  16. "Tough stance urged on 'the Misfits'". www.thefreelibrary.com. 7 March 2007. Retrieved 24 January 2011.
  17. "Fans on fundraising bike ride". BBC News . 22 April 2003. Retrieved 8 April 2011.
  18. McKay, Neil (22 August 2010). "Tow Law vicar's wife in unique fundraiser". www.sundaysun.co.uk. Retrieved 31 March 2011.
  19. McKay, Neil (7 April 2011). "Italian fans travel 1,000 miles to support Tow Law Town Football Club". The Journal. Retrieved 8 April 2011.
  20. "Consett 2 Tow Law Town 1". www.consettafc.com. 7 August 2010. Retrieved 21 January 2011.
  21. "Club information". www.towlawafc.co.uk. Retrieved 18 January 2011.
  22. "Tow Law Town AFC Team 2015–2016". www.towlawafc.co.uk. Retrieved 17 September 2015.
  23. "Tow Law Town Details". www.northernleague.org. Retrieved 21 January 2011.

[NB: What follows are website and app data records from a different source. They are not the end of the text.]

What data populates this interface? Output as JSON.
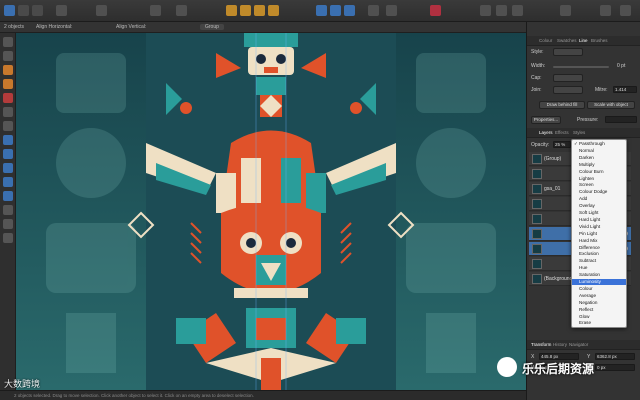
{
  "context_bar": {
    "selection": "2 objects",
    "align_horizontal": "Align Horizontal:",
    "align_vertical": "Align Vertical:",
    "group": "Group"
  },
  "status_bar": {
    "text": "2 objects selected. Drag to move selection. Click another object to select it. Click on an empty area to deselect selection."
  },
  "panel": {
    "top_tabs": [
      "Colour",
      "Swatches",
      "Line",
      "Brushes"
    ],
    "active_top_tab": "Line",
    "style_label": "Style:",
    "width_label": "Width:",
    "width_value": "0 pt",
    "cap_label": "Cap:",
    "join_label": "Join:",
    "mitre_label": "Mitre:",
    "mitre_value": "1.414",
    "draw_behind_fill": "Draw behind fill",
    "scale_with_object": "Scale with object",
    "properties_button": "Properties...",
    "pressure_label": "Pressure:",
    "layer_tabs": [
      "Layers",
      "Effects",
      "Styles"
    ],
    "active_layer_tab": "Layers",
    "opacity_label": "Opacity:",
    "opacity_value": "25 %",
    "layers": [
      {
        "name": "(Group)",
        "selected": false
      },
      {
        "name": "",
        "selected": false
      },
      {
        "name": "gsa_01",
        "selected": false
      },
      {
        "name": "",
        "selected": false
      },
      {
        "name": "",
        "selected": false
      },
      {
        "name": "",
        "selected": true
      },
      {
        "name": "",
        "selected": true
      },
      {
        "name": "",
        "selected": false
      },
      {
        "name": "(Background)",
        "selected": false
      }
    ],
    "bottom_tabs": [
      "Transform",
      "History",
      "Navigator"
    ],
    "transform_x": "445.8 px",
    "transform_y": "6362.8 px",
    "transform_w": "0 px",
    "transform_h": "0 px"
  },
  "blend_menu": {
    "checked": "Passthrough",
    "highlighted": "Luminosity",
    "items": [
      "Passthrough",
      "Normal",
      "Darken",
      "Multiply",
      "Colour Burn",
      "Lighten",
      "Screen",
      "Colour Dodge",
      "Add",
      "Overlay",
      "Soft Light",
      "Hard Light",
      "Vivid Light",
      "Pin Light",
      "Hard Mix",
      "Difference",
      "Exclusion",
      "Subtract",
      "Hue",
      "Saturation",
      "Luminosity",
      "Colour",
      "Average",
      "Negation",
      "Reflect",
      "Glow",
      "Erase"
    ]
  },
  "watermarks": {
    "left": "大数跨境",
    "right": "乐乐后期资源"
  },
  "colors": {
    "teal_dark": "#1d4a52",
    "teal": "#2a9d9a",
    "orange": "#e0522a",
    "cream": "#efe0c4",
    "navy": "#1b2a3c",
    "accent_blue": "#3a72d8"
  }
}
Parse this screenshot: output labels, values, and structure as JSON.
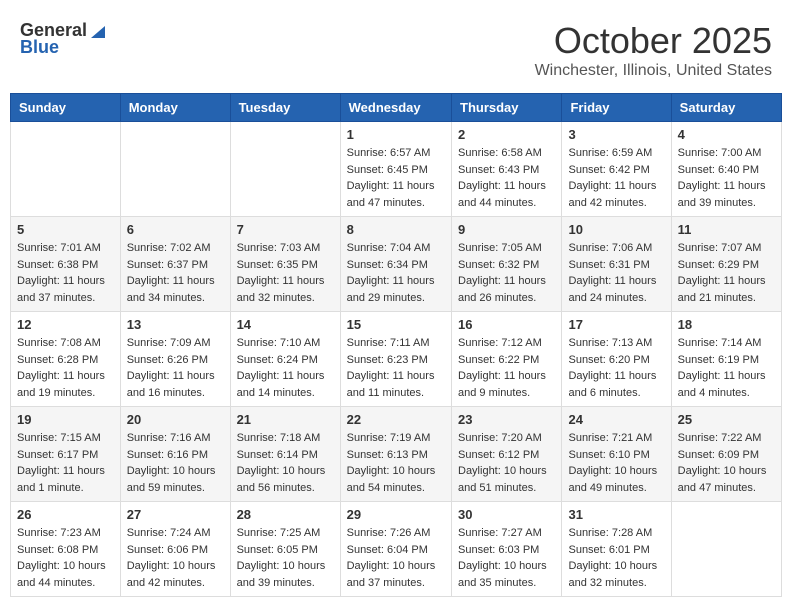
{
  "header": {
    "logo_general": "General",
    "logo_blue": "Blue",
    "month": "October 2025",
    "location": "Winchester, Illinois, United States"
  },
  "calendar": {
    "days_of_week": [
      "Sunday",
      "Monday",
      "Tuesday",
      "Wednesday",
      "Thursday",
      "Friday",
      "Saturday"
    ],
    "weeks": [
      [
        {
          "day": "",
          "info": ""
        },
        {
          "day": "",
          "info": ""
        },
        {
          "day": "",
          "info": ""
        },
        {
          "day": "1",
          "info": "Sunrise: 6:57 AM\nSunset: 6:45 PM\nDaylight: 11 hours\nand 47 minutes."
        },
        {
          "day": "2",
          "info": "Sunrise: 6:58 AM\nSunset: 6:43 PM\nDaylight: 11 hours\nand 44 minutes."
        },
        {
          "day": "3",
          "info": "Sunrise: 6:59 AM\nSunset: 6:42 PM\nDaylight: 11 hours\nand 42 minutes."
        },
        {
          "day": "4",
          "info": "Sunrise: 7:00 AM\nSunset: 6:40 PM\nDaylight: 11 hours\nand 39 minutes."
        }
      ],
      [
        {
          "day": "5",
          "info": "Sunrise: 7:01 AM\nSunset: 6:38 PM\nDaylight: 11 hours\nand 37 minutes."
        },
        {
          "day": "6",
          "info": "Sunrise: 7:02 AM\nSunset: 6:37 PM\nDaylight: 11 hours\nand 34 minutes."
        },
        {
          "day": "7",
          "info": "Sunrise: 7:03 AM\nSunset: 6:35 PM\nDaylight: 11 hours\nand 32 minutes."
        },
        {
          "day": "8",
          "info": "Sunrise: 7:04 AM\nSunset: 6:34 PM\nDaylight: 11 hours\nand 29 minutes."
        },
        {
          "day": "9",
          "info": "Sunrise: 7:05 AM\nSunset: 6:32 PM\nDaylight: 11 hours\nand 26 minutes."
        },
        {
          "day": "10",
          "info": "Sunrise: 7:06 AM\nSunset: 6:31 PM\nDaylight: 11 hours\nand 24 minutes."
        },
        {
          "day": "11",
          "info": "Sunrise: 7:07 AM\nSunset: 6:29 PM\nDaylight: 11 hours\nand 21 minutes."
        }
      ],
      [
        {
          "day": "12",
          "info": "Sunrise: 7:08 AM\nSunset: 6:28 PM\nDaylight: 11 hours\nand 19 minutes."
        },
        {
          "day": "13",
          "info": "Sunrise: 7:09 AM\nSunset: 6:26 PM\nDaylight: 11 hours\nand 16 minutes."
        },
        {
          "day": "14",
          "info": "Sunrise: 7:10 AM\nSunset: 6:24 PM\nDaylight: 11 hours\nand 14 minutes."
        },
        {
          "day": "15",
          "info": "Sunrise: 7:11 AM\nSunset: 6:23 PM\nDaylight: 11 hours\nand 11 minutes."
        },
        {
          "day": "16",
          "info": "Sunrise: 7:12 AM\nSunset: 6:22 PM\nDaylight: 11 hours\nand 9 minutes."
        },
        {
          "day": "17",
          "info": "Sunrise: 7:13 AM\nSunset: 6:20 PM\nDaylight: 11 hours\nand 6 minutes."
        },
        {
          "day": "18",
          "info": "Sunrise: 7:14 AM\nSunset: 6:19 PM\nDaylight: 11 hours\nand 4 minutes."
        }
      ],
      [
        {
          "day": "19",
          "info": "Sunrise: 7:15 AM\nSunset: 6:17 PM\nDaylight: 11 hours\nand 1 minute."
        },
        {
          "day": "20",
          "info": "Sunrise: 7:16 AM\nSunset: 6:16 PM\nDaylight: 10 hours\nand 59 minutes."
        },
        {
          "day": "21",
          "info": "Sunrise: 7:18 AM\nSunset: 6:14 PM\nDaylight: 10 hours\nand 56 minutes."
        },
        {
          "day": "22",
          "info": "Sunrise: 7:19 AM\nSunset: 6:13 PM\nDaylight: 10 hours\nand 54 minutes."
        },
        {
          "day": "23",
          "info": "Sunrise: 7:20 AM\nSunset: 6:12 PM\nDaylight: 10 hours\nand 51 minutes."
        },
        {
          "day": "24",
          "info": "Sunrise: 7:21 AM\nSunset: 6:10 PM\nDaylight: 10 hours\nand 49 minutes."
        },
        {
          "day": "25",
          "info": "Sunrise: 7:22 AM\nSunset: 6:09 PM\nDaylight: 10 hours\nand 47 minutes."
        }
      ],
      [
        {
          "day": "26",
          "info": "Sunrise: 7:23 AM\nSunset: 6:08 PM\nDaylight: 10 hours\nand 44 minutes."
        },
        {
          "day": "27",
          "info": "Sunrise: 7:24 AM\nSunset: 6:06 PM\nDaylight: 10 hours\nand 42 minutes."
        },
        {
          "day": "28",
          "info": "Sunrise: 7:25 AM\nSunset: 6:05 PM\nDaylight: 10 hours\nand 39 minutes."
        },
        {
          "day": "29",
          "info": "Sunrise: 7:26 AM\nSunset: 6:04 PM\nDaylight: 10 hours\nand 37 minutes."
        },
        {
          "day": "30",
          "info": "Sunrise: 7:27 AM\nSunset: 6:03 PM\nDaylight: 10 hours\nand 35 minutes."
        },
        {
          "day": "31",
          "info": "Sunrise: 7:28 AM\nSunset: 6:01 PM\nDaylight: 10 hours\nand 32 minutes."
        },
        {
          "day": "",
          "info": ""
        }
      ]
    ]
  }
}
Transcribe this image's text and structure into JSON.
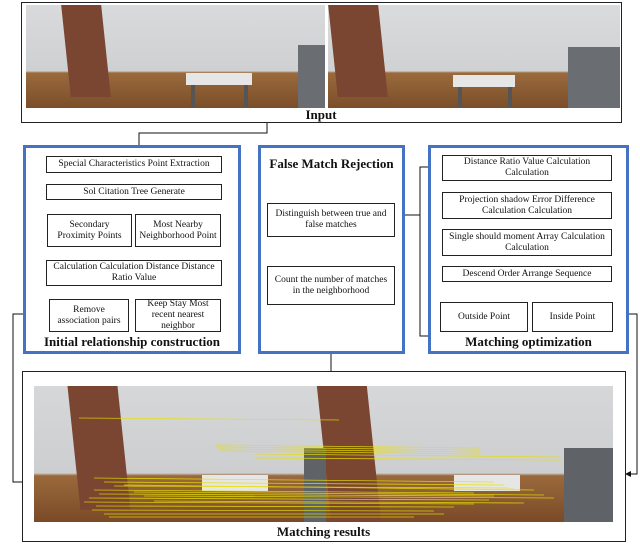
{
  "input": {
    "title": "Input",
    "images": [
      "left-view-photo",
      "right-view-photo"
    ]
  },
  "initial_relationship": {
    "title": "Initial relationship construction",
    "steps": {
      "extract": "Special Characteristics Point Extraction",
      "tree": "Sol Citation Tree Generate",
      "secondary": "Secondary Proximity Points",
      "nearby": "Most Nearby Neighborhood Point",
      "ratio": "Calculation Calculation Distance Distance Ratio Value",
      "remove": "Remove association pairs",
      "keep": "Keep Stay Most recent nearest neighbor"
    }
  },
  "false_match": {
    "title": "False Match Rejection",
    "steps": {
      "distinguish": "Distinguish between true and false matches",
      "count": "Count the number of matches in the neighborhood"
    }
  },
  "matching_opt": {
    "title": "Matching optimization",
    "steps": {
      "distance": "Distance Ratio Value Calculation Calculation",
      "projection": "Projection shadow Error Difference Calculation Calculation",
      "single": "Single should moment Array Calculation Calculation",
      "descend": "Descend Order Arrange Sequence",
      "outside": "Outside Point",
      "inside": "Inside Point"
    }
  },
  "results": {
    "title": "Matching results"
  },
  "colors": {
    "panel_border": "#4472c4",
    "match_lines": "#e8e000"
  }
}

Coordinates: 54°44′49.58″N1°49′07.04″W / 54.7471056°N 1.8186222°W / 54.7471056; -1.8186222